Read the data that follows. Then repeat it exactly.

DATA SUPPLIED |

^^^^^^^^

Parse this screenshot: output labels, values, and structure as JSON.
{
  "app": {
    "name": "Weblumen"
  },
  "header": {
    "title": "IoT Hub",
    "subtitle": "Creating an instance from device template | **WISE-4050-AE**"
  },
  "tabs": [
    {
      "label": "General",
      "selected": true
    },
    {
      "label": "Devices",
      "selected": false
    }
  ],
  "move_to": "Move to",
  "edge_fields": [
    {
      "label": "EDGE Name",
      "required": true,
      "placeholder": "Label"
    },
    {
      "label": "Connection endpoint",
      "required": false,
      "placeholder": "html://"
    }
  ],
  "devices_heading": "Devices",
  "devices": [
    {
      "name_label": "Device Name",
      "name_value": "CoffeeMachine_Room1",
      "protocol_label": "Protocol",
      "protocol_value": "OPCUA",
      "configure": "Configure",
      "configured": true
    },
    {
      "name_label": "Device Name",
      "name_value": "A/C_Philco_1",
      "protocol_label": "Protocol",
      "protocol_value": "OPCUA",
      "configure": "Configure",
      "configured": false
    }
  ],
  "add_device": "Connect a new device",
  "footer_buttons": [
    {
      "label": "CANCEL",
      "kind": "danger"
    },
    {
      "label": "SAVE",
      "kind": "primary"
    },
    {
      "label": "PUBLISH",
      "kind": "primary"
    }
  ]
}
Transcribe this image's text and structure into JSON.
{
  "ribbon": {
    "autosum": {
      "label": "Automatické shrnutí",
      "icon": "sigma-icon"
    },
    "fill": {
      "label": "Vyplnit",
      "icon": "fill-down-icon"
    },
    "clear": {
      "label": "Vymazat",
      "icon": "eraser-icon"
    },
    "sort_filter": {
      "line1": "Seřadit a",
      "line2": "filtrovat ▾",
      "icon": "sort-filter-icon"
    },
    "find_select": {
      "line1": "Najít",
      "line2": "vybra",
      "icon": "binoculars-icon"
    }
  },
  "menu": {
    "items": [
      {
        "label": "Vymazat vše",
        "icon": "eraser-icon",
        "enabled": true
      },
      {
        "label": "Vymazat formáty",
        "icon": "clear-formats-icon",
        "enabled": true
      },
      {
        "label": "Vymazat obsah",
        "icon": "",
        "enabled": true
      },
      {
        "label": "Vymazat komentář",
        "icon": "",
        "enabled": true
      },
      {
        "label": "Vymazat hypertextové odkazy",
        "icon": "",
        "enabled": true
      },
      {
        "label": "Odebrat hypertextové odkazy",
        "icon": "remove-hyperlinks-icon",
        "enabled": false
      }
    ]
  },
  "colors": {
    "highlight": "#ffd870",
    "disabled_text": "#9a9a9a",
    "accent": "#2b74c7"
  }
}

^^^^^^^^

SOLUTION FOR THIS EXERCISE |
Parse this screenshot: output labels, values, and structure as JSON.
{
  "app": {
    "name": "Weblumen"
  },
  "header": {
    "title": "IoT Hub",
    "subtitle": "Creating an instance from device template | **WISE-4050-AE**"
  },
  "tabs": [
    {
      "label": "General",
      "selected": true
    },
    {
      "label": "Devices",
      "selected": false
    }
  ],
  "move_to": "Move to",
  "edge_fields": [
    {
      "label": "EDGE Name",
      "required": true,
      "placeholder": "Label"
    },
    {
      "label": "Connection endpoint",
      "required": false,
      "placeholder": "html://"
    }
  ],
  "devices_heading": "Devices",
  "devices": [
    {
      "name_label": "Device Name",
      "name_value": "CoffeeMachine_Room1",
      "protocol_label": "Protocol",
      "protocol_value": "OPCUA",
      "configure": "Configure",
      "configured": true
    },
    {
      "name_label": "Device Name",
      "name_value": "A/C_Philco_1",
      "protocol_label": "Protocol",
      "protocol_value": "OPCUA",
      "configure": "Configure",
      "configured": false
    }
  ],
  "add_device": "Connect a new device",
  "footer_buttons": [
    {
      "label": "CANCEL",
      "kind": "danger"
    },
    {
      "label": "SAVE",
      "kind": "primary"
    },
    {
      "label": "PUBLISH",
      "kind": "primary"
    }
  ]
}
Transcribe this image's text and structure into JSON.
{
  "ribbon": {
    "autosum": {
      "label": "Automatické shrnutí",
      "icon": "sigma-icon"
    },
    "fill": {
      "label": "Vyplnit",
      "icon": "fill-down-icon"
    },
    "clear": {
      "label": "Vymazat",
      "icon": "eraser-icon"
    },
    "sort_filter": {
      "line1": "Seřadit a",
      "line2": "filtrovat ▾",
      "icon": "sort-filter-icon"
    },
    "find_select": {
      "line1": "Najít",
      "line2": "vybra",
      "icon": "binoculars-icon"
    }
  },
  "menu": {
    "items": [
      {
        "label": "Vymazat vše",
        "icon": "eraser-icon",
        "enabled": true
      },
      {
        "label": "Vymazat formáty",
        "icon": "clear-formats-icon",
        "enabled": true
      },
      {
        "label": "Vymazat obsah",
        "icon": "",
        "enabled": true
      },
      {
        "label": "Vymazat komentář",
        "icon": "",
        "enabled": true
      },
      {
        "label": "Vymazat hypertextové odkazy",
        "icon": "",
        "enabled": true
      },
      {
        "label": "Odebrat hypertextové odkazy",
        "icon": "remove-hyperlinks-icon",
        "enabled": false
      }
    ]
  },
  "colors": {
    "highlight": "#ffd870",
    "disabled_text": "#9a9a9a",
    "accent": "#2b74c7"
  }
}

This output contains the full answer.